Newport Harbor

The largest recreational yacht port on the west coast of the United States, it is a popular destination for water sports such as sailing, fishing, rowing, kayaking and paddleboarding.

Newport Harbor has also hosted an annual Christmas parade since 1908. According to The New York Times, it is “one of the top ten Christmas events in the country.”

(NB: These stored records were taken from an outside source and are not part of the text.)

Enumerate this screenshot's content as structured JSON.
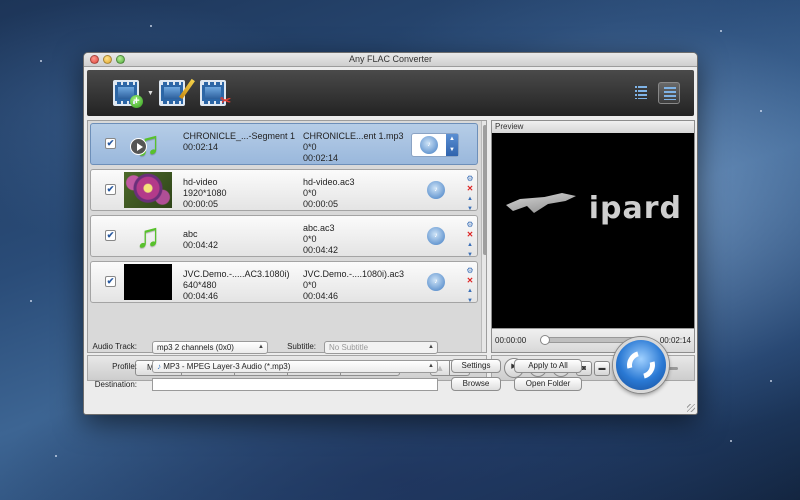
{
  "window": {
    "title": "Any FLAC Converter"
  },
  "files": [
    {
      "src_name": "CHRONICLE_...-Segment 1",
      "src_line2": "00:02:14",
      "src_line3": "",
      "dst_name": "CHRONICLE...ent 1.mp3",
      "dst_line2": "0*0",
      "dst_line3": "00:02:14",
      "thumb": "music-note-play-icon",
      "selected": true,
      "checked": true
    },
    {
      "src_name": "hd-video",
      "src_line2": "1920*1080",
      "src_line3": "00:00:05",
      "dst_name": "hd-video.ac3",
      "dst_line2": "0*0",
      "dst_line3": "00:00:05",
      "thumb": "flower-photo",
      "selected": false,
      "checked": true
    },
    {
      "src_name": "abc",
      "src_line2": "00:04:42",
      "src_line3": "",
      "dst_name": "abc.ac3",
      "dst_line2": "0*0",
      "dst_line3": "00:04:42",
      "thumb": "music-note-icon",
      "selected": false,
      "checked": true
    },
    {
      "src_name": "JVC.Demo.-.....AC3.1080i)",
      "src_line2": "640*480",
      "src_line3": "00:04:46",
      "dst_name": "JVC.Demo.-....1080i).ac3",
      "dst_line2": "0*0",
      "dst_line3": "00:04:46",
      "thumb": "black-video-frame",
      "selected": false,
      "checked": true
    }
  ],
  "list_toolbar": {
    "merge": "Merge",
    "rename": "Rename",
    "remove": "Remove",
    "clear_all": "Clear All",
    "properties": "Properties"
  },
  "preview": {
    "label": "Preview",
    "logo_text": "ipard",
    "time_start": "00:00:00",
    "time_end": "00:02:14",
    "seek_position": 0,
    "volume_level": 0.25
  },
  "settings": {
    "audio_track_label": "Audio Track:",
    "audio_track_value": "mp3 2 channels (0x0)",
    "subtitle_label": "Subtitle:",
    "subtitle_value": "No Subtitle",
    "profile_label": "Profile:",
    "profile_value": "MP3 - MPEG Layer-3 Audio (*.mp3)",
    "destination_label": "Destination:",
    "destination_value": "",
    "settings_button": "Settings",
    "apply_to_all_button": "Apply to All",
    "browse_button": "Browse",
    "open_folder_button": "Open Folder"
  },
  "colors": {
    "accent": "#2a79d4",
    "selected_row": "#a8c4e2",
    "toolbar_bg": "#2f2f2f"
  }
}
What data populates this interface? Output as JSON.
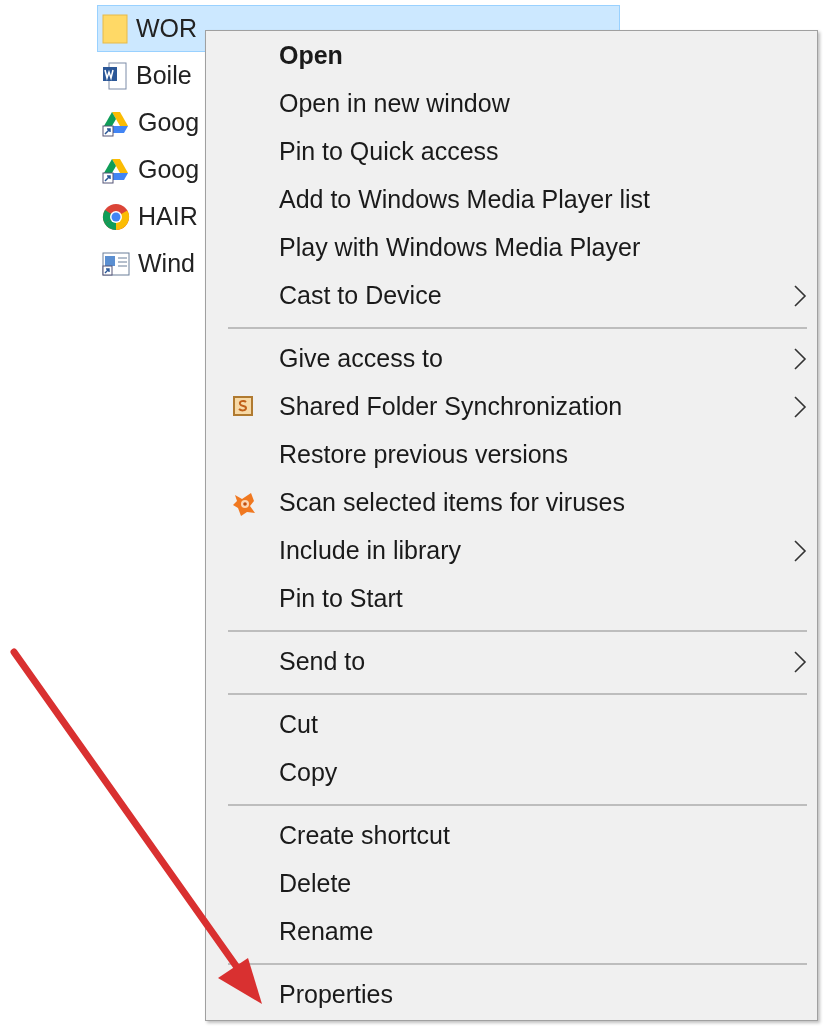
{
  "files": [
    {
      "label": "WOR",
      "kind": "folder",
      "selected": true
    },
    {
      "label": "Boile",
      "kind": "word",
      "selected": false
    },
    {
      "label": "Goog",
      "kind": "drive",
      "selected": false
    },
    {
      "label": "Goog",
      "kind": "drive",
      "selected": false
    },
    {
      "label": "HAIR",
      "kind": "chrome",
      "selected": false
    },
    {
      "label": "Wind",
      "kind": "app",
      "selected": false
    }
  ],
  "context_menu": {
    "groups": [
      [
        {
          "label": "Open",
          "bold": true,
          "submenu": false
        },
        {
          "label": "Open in new window",
          "bold": false,
          "submenu": false
        },
        {
          "label": "Pin to Quick access",
          "bold": false,
          "submenu": false
        },
        {
          "label": "Add to Windows Media Player list",
          "bold": false,
          "submenu": false
        },
        {
          "label": "Play with Windows Media Player",
          "bold": false,
          "submenu": false
        },
        {
          "label": "Cast to Device",
          "bold": false,
          "submenu": true
        }
      ],
      [
        {
          "label": "Give access to",
          "bold": false,
          "submenu": true
        },
        {
          "label": "Shared Folder Synchronization",
          "bold": false,
          "submenu": true,
          "kind": "sync-app"
        },
        {
          "label": "Restore previous versions",
          "bold": false,
          "submenu": false
        },
        {
          "label": "Scan selected items for viruses",
          "bold": false,
          "submenu": false,
          "kind": "antivirus"
        },
        {
          "label": "Include in library",
          "bold": false,
          "submenu": true
        },
        {
          "label": "Pin to Start",
          "bold": false,
          "submenu": false
        }
      ],
      [
        {
          "label": "Send to",
          "bold": false,
          "submenu": true
        }
      ],
      [
        {
          "label": "Cut",
          "bold": false,
          "submenu": false
        },
        {
          "label": "Copy",
          "bold": false,
          "submenu": false
        }
      ],
      [
        {
          "label": "Create shortcut",
          "bold": false,
          "submenu": false
        },
        {
          "label": "Delete",
          "bold": false,
          "submenu": false
        },
        {
          "label": "Rename",
          "bold": false,
          "submenu": false
        }
      ],
      [
        {
          "label": "Properties",
          "bold": false,
          "submenu": false
        }
      ]
    ]
  }
}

Newport Harbor Art Museum The 3,000-piece collection includes modern and contemporary art, focusing mainly on early 20th-century California art and international art. The first exhibition opened on October 15, 1962. In its first decade of operation, the museum presented exhibitions such as Stieglitz Circle (1963), Rico LeBrun (1964), Richard Diebenkorn (1965), Joe Goode/Edward Ruscha (1968) and Robert Rauschenberg in Black and White (1970). Artists whose works can be found in the museum’s collections include: Andy Warhol, Catherine Opie, Richard Diebenkorn, Robert Irwin, Edward Ruscha, John Baldessari, Eleanor Antin, Vija Celmins, Edgar Arceneaux, Charlie White, Jennifer Steinkamp, ​​Kori Newkirk, Rodney McMillan, Hank Willis Thomas, Larry Bell, Mary Heilmann, Amanda Ross-Ho, Helen Lundeberg, and Nancy Reddin Kienholz.